    These are just some of the kinds that differ from Cornelius Van Til's Revelational (Biblical) Presuppositionalism. Which can take advantage of inductive, deductive, abductive, and reductive arguments. Rather than being limited to one kind of argument or sub-arguments.

  2. I am just cocooning out of my "cage stage," but I still use presuppositional apologetics less because I don't have the epistemological background to argue TAG.

    I do enjoy Francis Schaeffer's approach were you do an internal critique of the unbeliever's worldview to demonstrate "points of tension" and push them towards being more consistent. With militant atheists who tend to at least blog consistently about their worldview (probably a different story at home), I still tend to fall back on evidential apologetics especially if I'm arguing defensively.

  3. Btw, it's Scripturalist (Clarkian-like)versions of presuppositionalism that views evidential arguments as next to worthless (or in fact worthless).

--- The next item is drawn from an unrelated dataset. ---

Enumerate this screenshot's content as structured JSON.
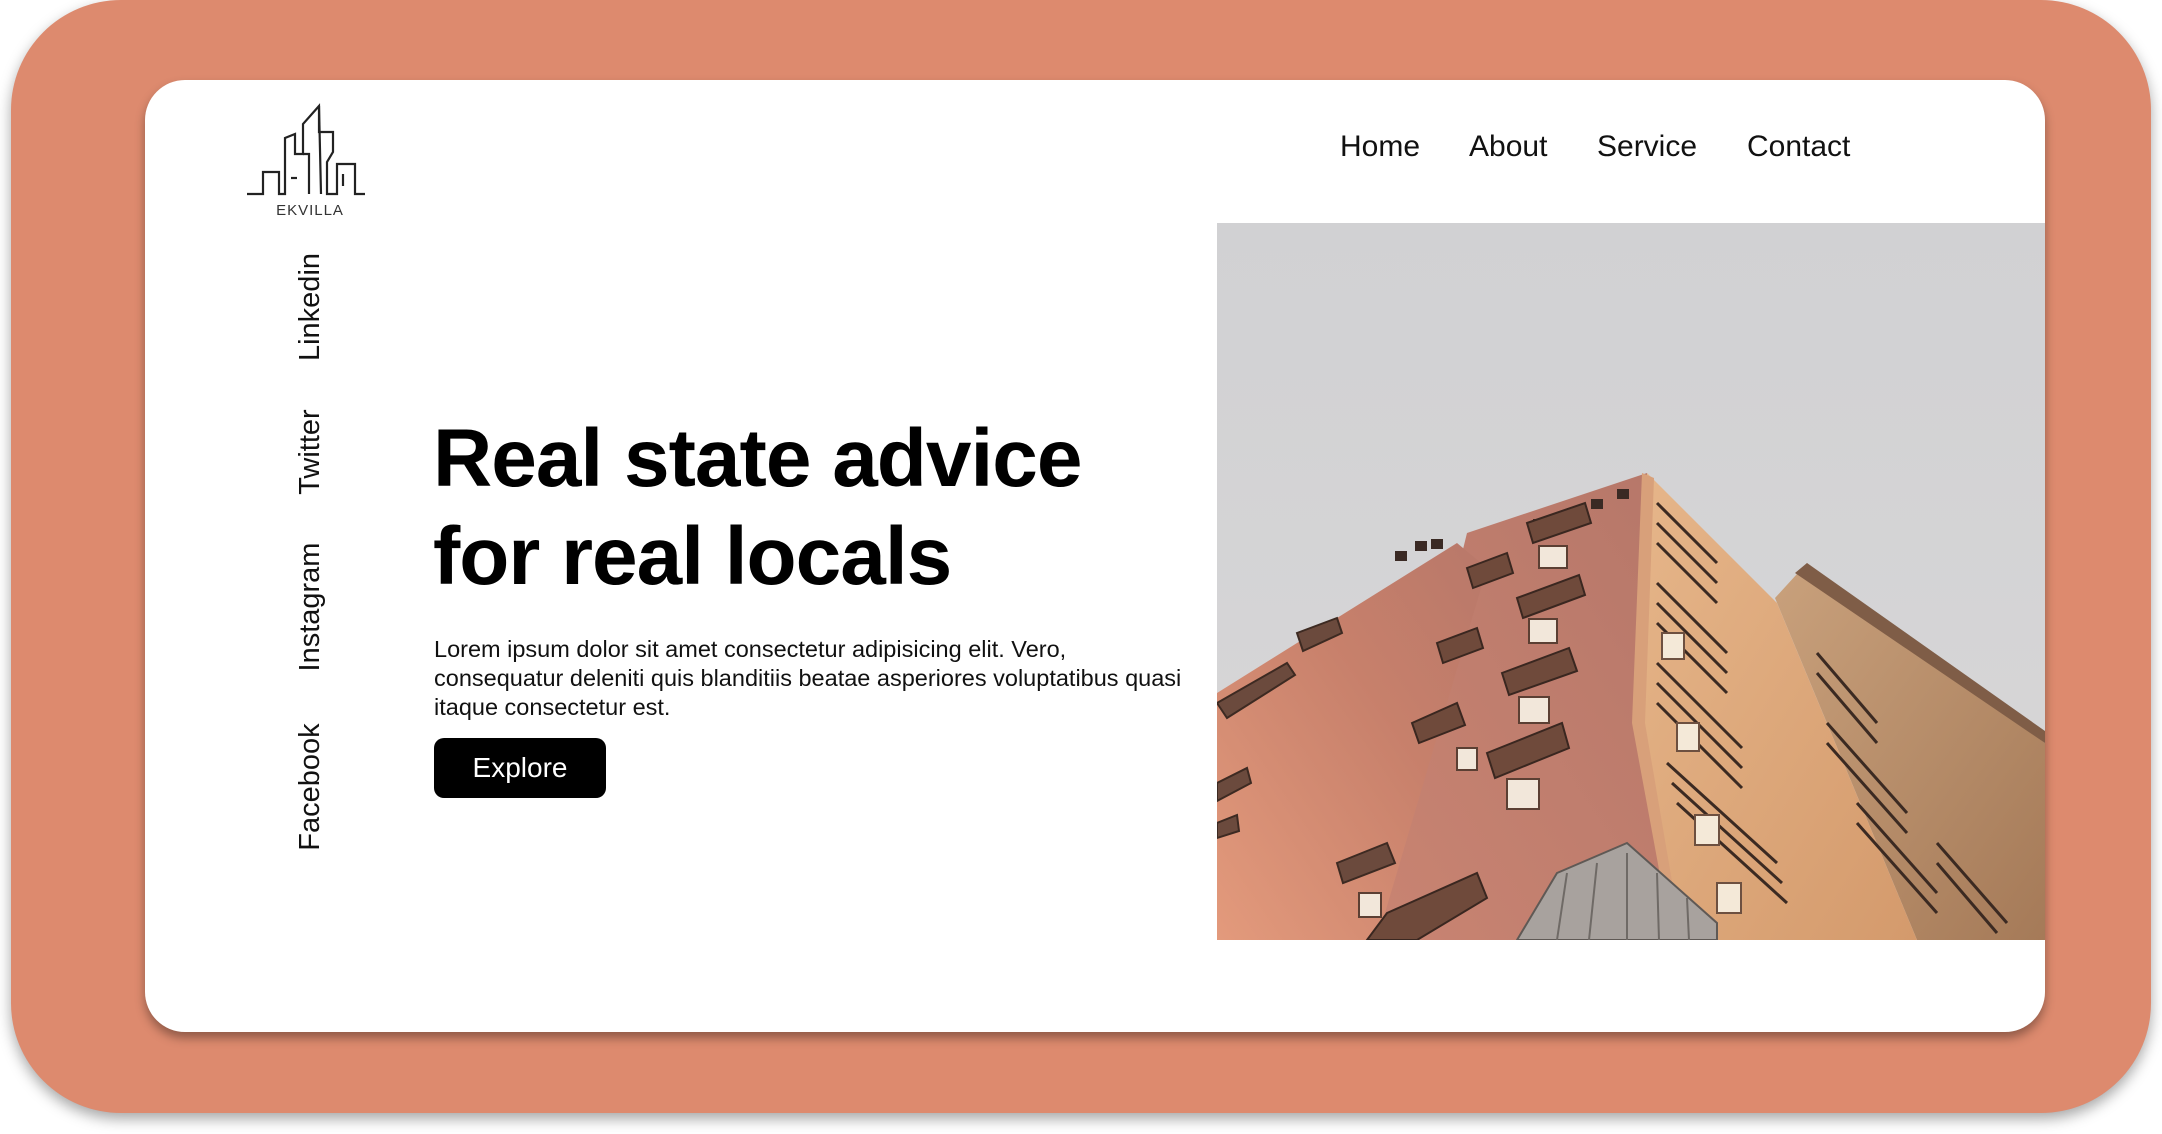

    Abductive versions of presuppositionalism (e.g. Carnell, Schaeffer, Nash et al.) endorse the use of empirical evidences.

    Finally, Van Til's version of presuppositionalism was in favor of the use of evidences when done correctly (with the proper presuppositional underpinnings). Unfortunately, it's a widespread misconception that Van Til's presuppositionalism doesn't endorse evidental arguments based on empirical and inductive investigation. Van Til was strongly for evidences in that sense. He was just against the EvidentialISM traditional methods of apologetics.

  4. Dear Peter,

    I don't know if you're still tracking this blog thread of yours, but I've quoted your arguments above in this thread discussion.

    The response I received was "How do you know that the Heavens declare the glory of God apart from Scripture? Accordingly, to defend that premise with any absolute authority other than Scripture is sin. To do anything less is to make something other than God's word your ultimate authority, which is again sin.

    Philosophically, you have yet to show how it is possible to justify the truth of the premises used in an evidentialist or Thomistic approach. Is it that you don't think that your defense of the faith needs to be justified by some source greater than yourself? Moreover, how does one get from an assertion that is not justified from Scripture (such as that the Heavens declare God's glory) to the conclusion of the Ontological Trinity of Scripture? What you're not grasping is that although men know God by nature, any appeal to that truth is not an apologetic nor justifiable apart from Scripture. That premise must be justified somehow, mustn't it?"

    It seems as if the mixed-martial-artist-apologist is talking past the presupp-only apologist. If you'd like to weigh in, I'd like to hear your thoughts.